"We typically always say, 'we vote the way our constituents want us to vote.'  Well, 90% of Americans want background checks.  In fact, as a little league coach I had to get a background check," said State Rep. Derrick Jackson, D-Tyrone.  "To be a big brother, big sister mentor, I had to get a background check."

The small group of legislators held a news conference to express their support for some of the ideas being floated nationally, including stronger background checks for gun purchases and an assault weapons ban. 

They also said they wanted to revive House Bill 970, a proposal from the 2018 legislative session that would have banned long guns from public assemblies of two or more people.

"This is not about the Second Amendment," said Rep. Jackson.  "This is about pro-public safety."

Under current Georgia law, anyone who buys a firearm from a licensed dealer must undergo a National Instant Criminal Background Check, or NICS.  Private gun sales, where one person buys a gun from another, are exempt.  Though it is against the law for anyone to sell a gun to a convicted felon.

Sellers are not required to perform a background check if the buyer has a valid Georgia Weapons Carry License.  To get a carry permit, one must fill out an application at their local probate court, get fingerprinted and undergo both a criminal history and background check.  It takes about 30 days for law enforcement to approve a license and they are valid for five years.  The cost varies from county to county, but according to the state, the average is $75. 
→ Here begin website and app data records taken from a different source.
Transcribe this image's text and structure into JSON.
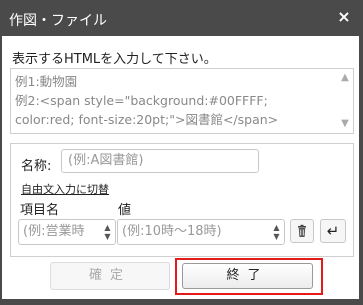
{
  "window": {
    "title": "作図・ファイル",
    "close": "×"
  },
  "instruction": "表示するHTMLを入力して下さい。",
  "html_input": {
    "placeholder": "例1:動物園\n例2:<span style=\"background:#00FFFF; color:red; font-size:20pt;\">図書館</span>"
  },
  "name": {
    "label": "名称:",
    "placeholder": "(例:A図書館)"
  },
  "toggle_link": "自由文入力に切替",
  "columns": {
    "item": "項目名",
    "value": "値"
  },
  "item_select": {
    "placeholder": "(例:営業時"
  },
  "value_select": {
    "placeholder": "(例:10時〜18時)"
  },
  "icons": {
    "trash": "trash-icon",
    "enter": "enter-icon"
  },
  "buttons": {
    "confirm": "確定",
    "finish": "終了"
  },
  "colors": {
    "title_bar": "#4a4a4a",
    "highlight": "#e31b1b"
  }
}
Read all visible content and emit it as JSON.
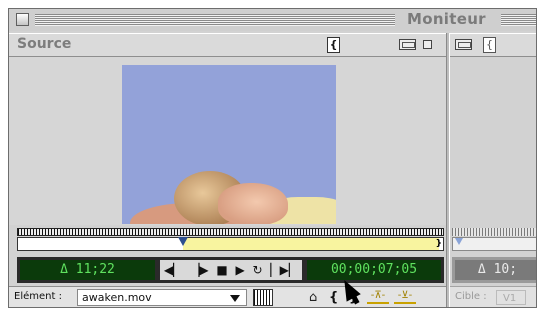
{
  "window": {
    "title": "Moniteur"
  },
  "source": {
    "title": "Source",
    "bracket_icon": "{",
    "duration": "Δ 11;22",
    "timecode": "00;00;07;05",
    "end_marker": "}",
    "clip_label": "Elément :",
    "clip_value": "awaken.mov",
    "mark_in": "⌂",
    "mark_bracket_in": "{",
    "mark_bracket_out": "}",
    "lift_icon": "-⊼-",
    "extract_icon": "-⊻-"
  },
  "transport": {
    "step_back": "◀▏",
    "step_fwd": "▕▶",
    "stop": "■",
    "play": "▶",
    "loop": "↻",
    "play_in_out": "▏▶▏"
  },
  "program": {
    "bracket_icon": "{",
    "duration": "Δ 10;",
    "target_label": "Cible :",
    "target_value": "V1"
  },
  "colors": {
    "timecode_bg": "#0b3a0b",
    "timecode_fg": "#5fe15f",
    "in_out_range": "#f8f49f",
    "playhead": "#2e4f8f",
    "video_bg": "#93a2d9"
  }
}
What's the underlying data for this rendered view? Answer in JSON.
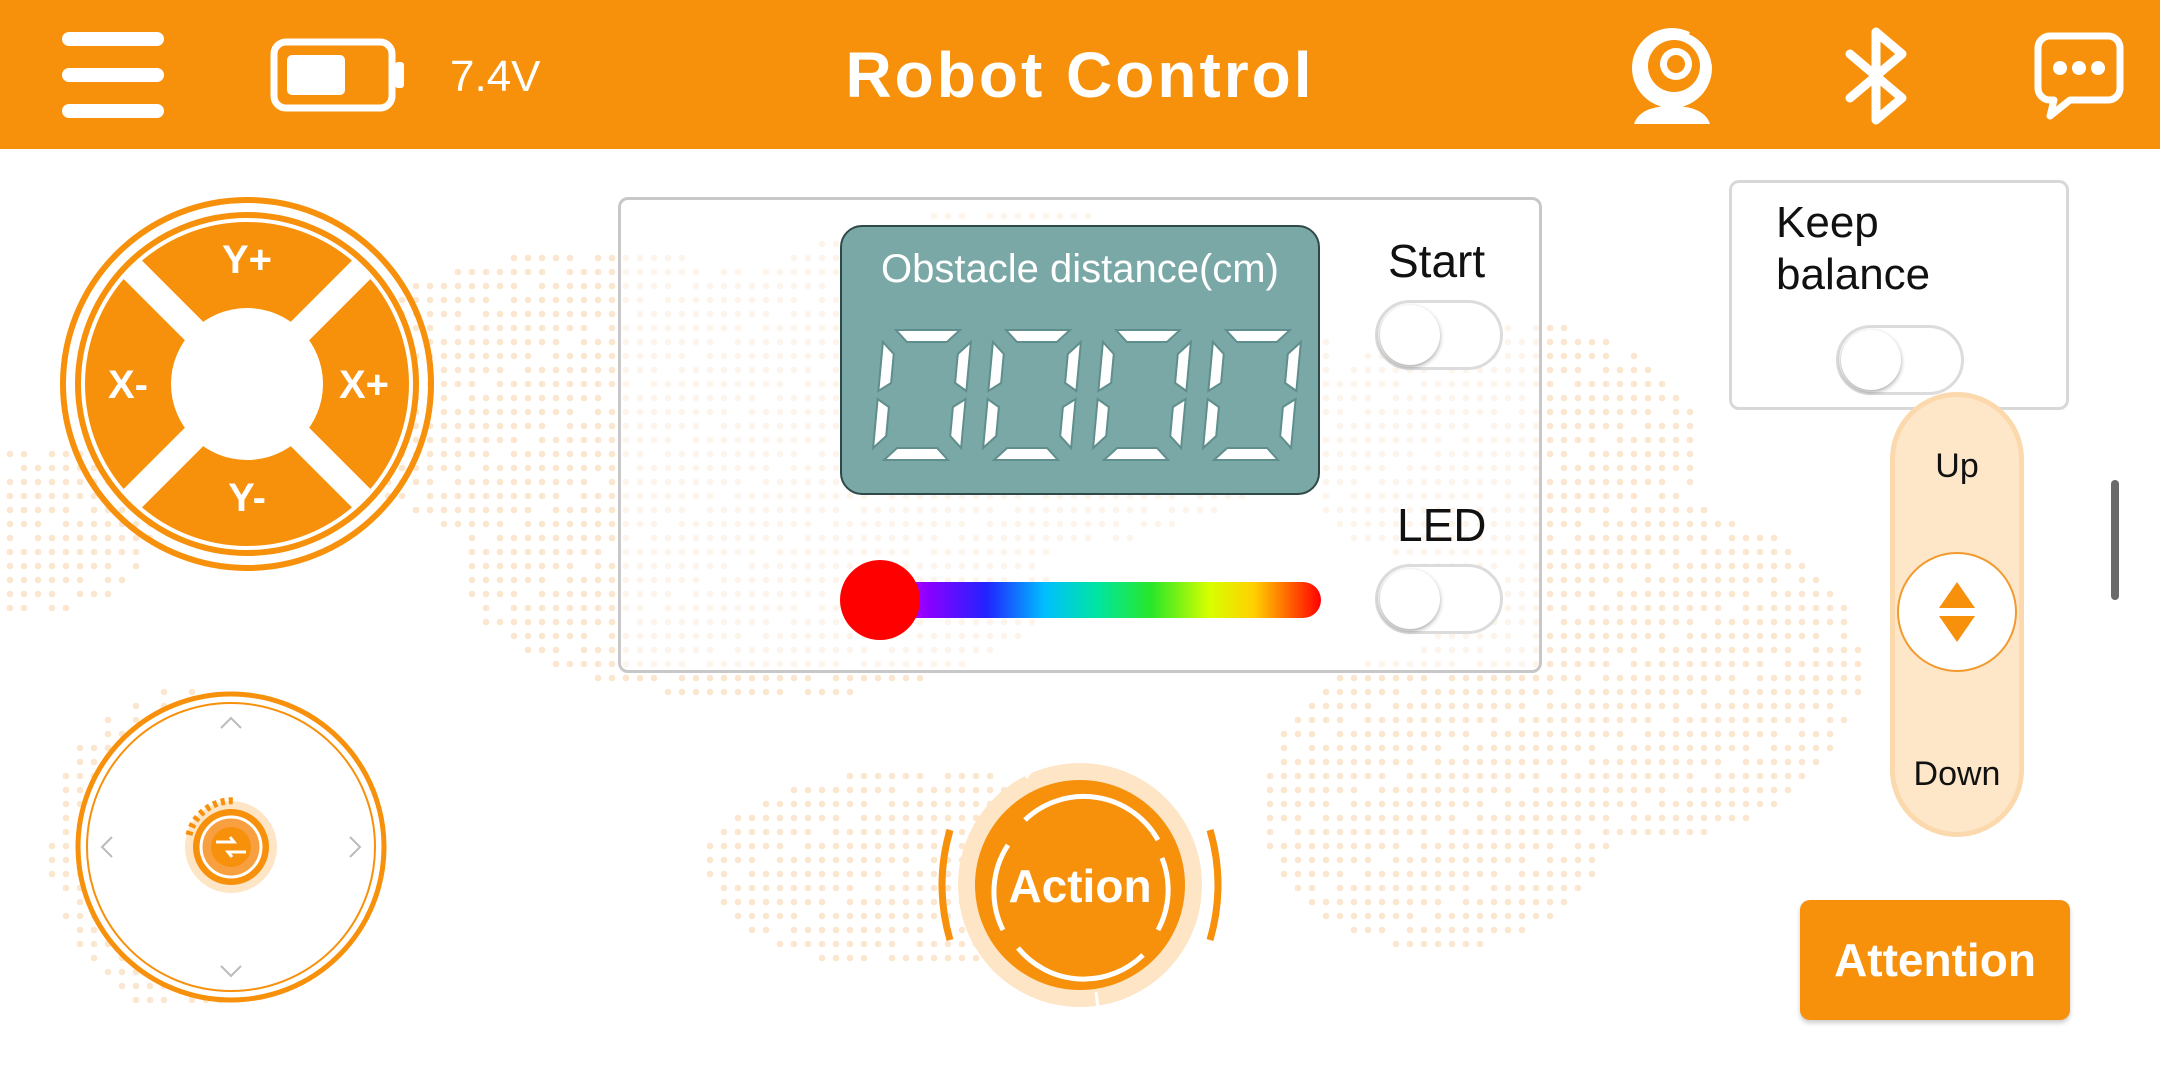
{
  "header": {
    "title": "Robot Control",
    "voltage": "7.4V",
    "icons": [
      "menu-icon",
      "battery-icon",
      "camera-icon",
      "bluetooth-icon",
      "chat-icon"
    ]
  },
  "dpad": {
    "up": "Y+",
    "down": "Y-",
    "left": "X-",
    "right": "X+"
  },
  "panel": {
    "lcd_label": "Obstacle distance(cm)",
    "lcd_value": "0000",
    "start_label": "Start",
    "led_label": "LED",
    "start_on": false,
    "led_on": false,
    "color_slider_value": 0
  },
  "keep_balance": {
    "label_line1": "Keep",
    "label_line2": "balance",
    "on": false
  },
  "height_control": {
    "up_label": "Up",
    "down_label": "Down"
  },
  "action_button": {
    "label": "Action"
  },
  "attention_button": {
    "label": "Attention"
  },
  "colors": {
    "accent": "#f7900a",
    "lcd": "#7aa8a6",
    "thumb": "#ff0000"
  }
}
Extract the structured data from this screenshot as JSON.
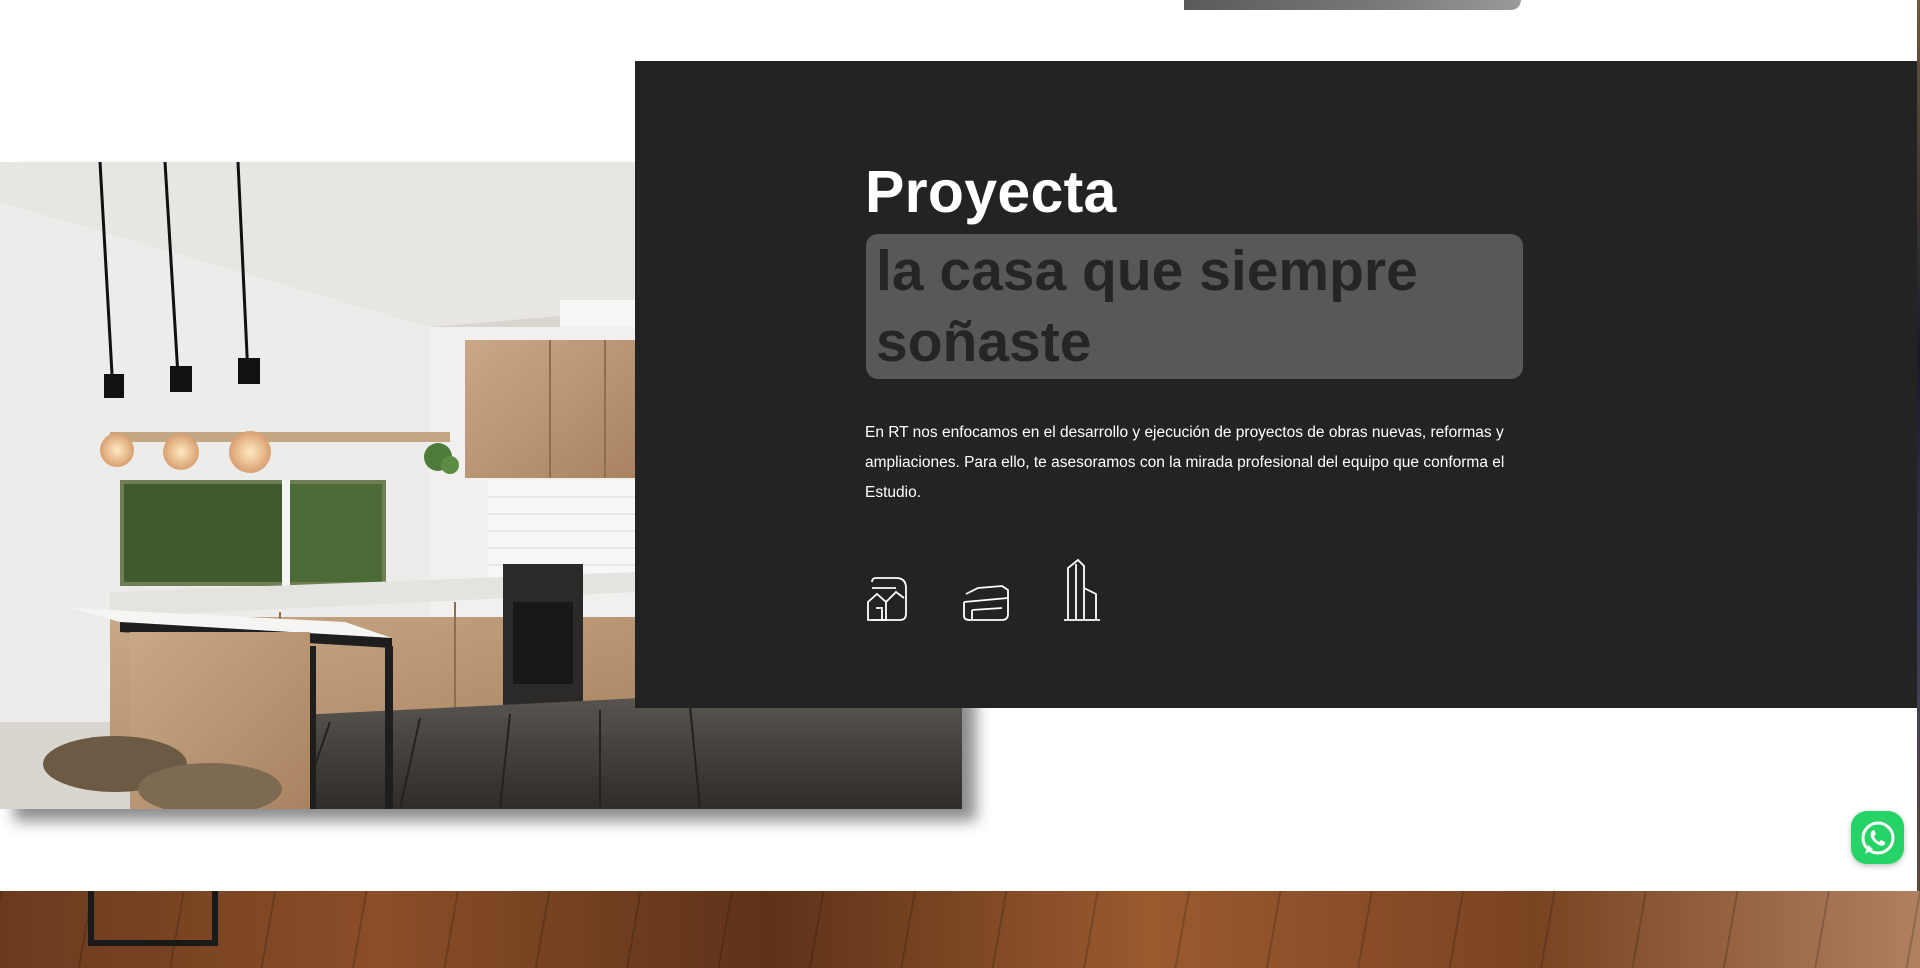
{
  "hero": {
    "headline": "Proyecta",
    "subheadline": "la casa que siempre soñaste",
    "description": "En RT nos enfocamos en el desarrollo y ejecución de proyectos de obras nuevas, reformas y ampliaciones. Para ello, te asesoramos con la mirada profesional del equipo que conforma el Estudio."
  },
  "features": [
    {
      "icon": "house-outline-icon"
    },
    {
      "icon": "modern-building-icon"
    },
    {
      "icon": "tower-building-icon"
    }
  ],
  "colors": {
    "panel": "#232323",
    "highlight": "#585858",
    "whatsapp": "#25d366"
  },
  "icons": {
    "contact": "whatsapp-icon"
  }
}
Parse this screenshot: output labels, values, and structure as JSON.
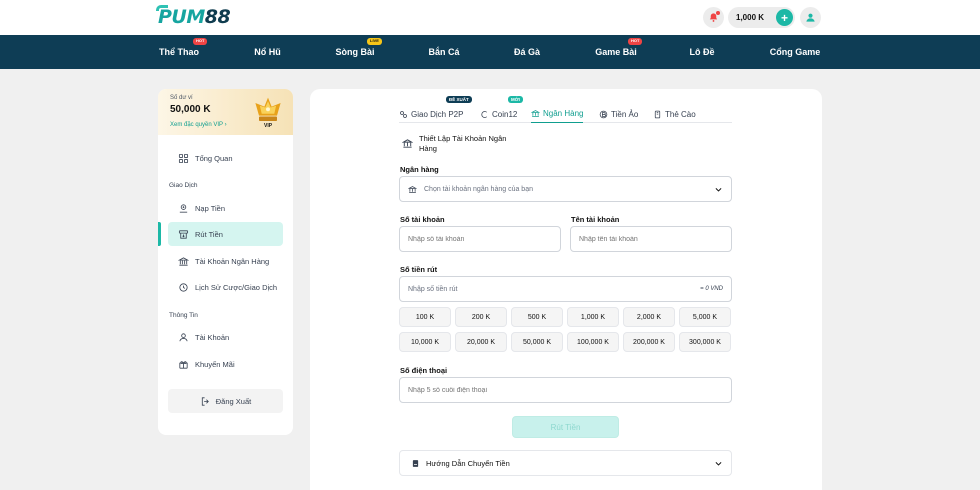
{
  "header": {
    "logo_text_brand": "PUM",
    "logo_text_number": "88",
    "balance": "1,000 K",
    "plus": "+"
  },
  "nav": {
    "items": [
      {
        "label": "Thể Thao",
        "badge": "HOT",
        "badge_type": "hot"
      },
      {
        "label": "Nổ Hũ",
        "badge": "",
        "badge_type": ""
      },
      {
        "label": "Sòng Bài",
        "badge": "LIVE",
        "badge_type": "live"
      },
      {
        "label": "Bắn Cá",
        "badge": "",
        "badge_type": ""
      },
      {
        "label": "Đá Gà",
        "badge": "",
        "badge_type": ""
      },
      {
        "label": "Game Bài",
        "badge": "HOT",
        "badge_type": "hot"
      },
      {
        "label": "Lô Đề",
        "badge": "",
        "badge_type": ""
      },
      {
        "label": "Cổng Game",
        "badge": "",
        "badge_type": ""
      }
    ]
  },
  "sidebar": {
    "wallet_label": "Số dư ví",
    "wallet_amount": "50,000 K",
    "wallet_link": "Xem đặc quyền VIP",
    "vip_label": "VIP",
    "overview": "Tổng Quan",
    "section_transactions": "Giao Dịch",
    "deposit": "Nạp Tiền",
    "withdraw": "Rút Tiền",
    "bank_account": "Tài Khoản Ngân Hàng",
    "history": "Lịch Sử Cược/Giao Dịch",
    "section_info": "Thông Tin",
    "account": "Tài Khoản",
    "promotions": "Khuyến Mãi",
    "logout": "Đăng Xuất"
  },
  "tabs": [
    {
      "label": "Giao Dịch P2P",
      "badge": "ĐỀ XUẤT"
    },
    {
      "label": "Coin12",
      "badge": "MỚI"
    },
    {
      "label": "Ngân Hàng",
      "badge": ""
    },
    {
      "label": "Tiền Ảo",
      "badge": ""
    },
    {
      "label": "Thẻ Cào",
      "badge": ""
    }
  ],
  "form": {
    "section_title": "Thiết Lập Tài Khoản Ngân Hàng",
    "bank_label": "Ngân hàng",
    "bank_placeholder": "Chọn tài khoản ngân hàng của bạn",
    "account_number_label": "Số tài khoản",
    "account_number_placeholder": "Nhập số tài khoản",
    "account_name_label": "Tên tài khoản",
    "account_name_placeholder": "Nhập tên tài khoản",
    "amount_label": "Số tiền rút",
    "amount_placeholder": "Nhập số tiền rút",
    "amount_suffix": "= 0 VND",
    "quick_amounts": [
      "100 K",
      "200 K",
      "500 K",
      "1,000 K",
      "2,000 K",
      "5,000 K",
      "10,000 K",
      "20,000 K",
      "50,000 K",
      "100,000 K",
      "200,000 K",
      "300,000 K"
    ],
    "phone_label": "Số điện thoại",
    "phone_placeholder": "Nhập 5 số cuối điện thoại",
    "submit": "Rút Tiền",
    "guide": "Hướng Dẫn Chuyển Tiền"
  },
  "colors": {
    "brand_teal": "#1cb8a6",
    "nav_navy": "#0e3d55",
    "hot_badge": "#ef4444",
    "live_badge": "#f5c518"
  }
}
Democrats at Thursday's press conference said their primary purpose was to engage to community and encourage them to contact their state lawmakers about the gun debate.  They said they had not yet reached out to republican legislators to talk about compromise.

"The Speaker has not been contacted by any member of the Democratic Caucus on this issue in recent weeks," said Kaleb McMichen, spokesman for House Speaker David Ralston, R-Blue Ridge.  "That said, Speaker Ralston is proud that, under his leadership, the House has led on mental health reform and hates crimes legislation. The Speaker hopes to continue a productive, bipartisan conversation rather than resorting to partisan theatrics."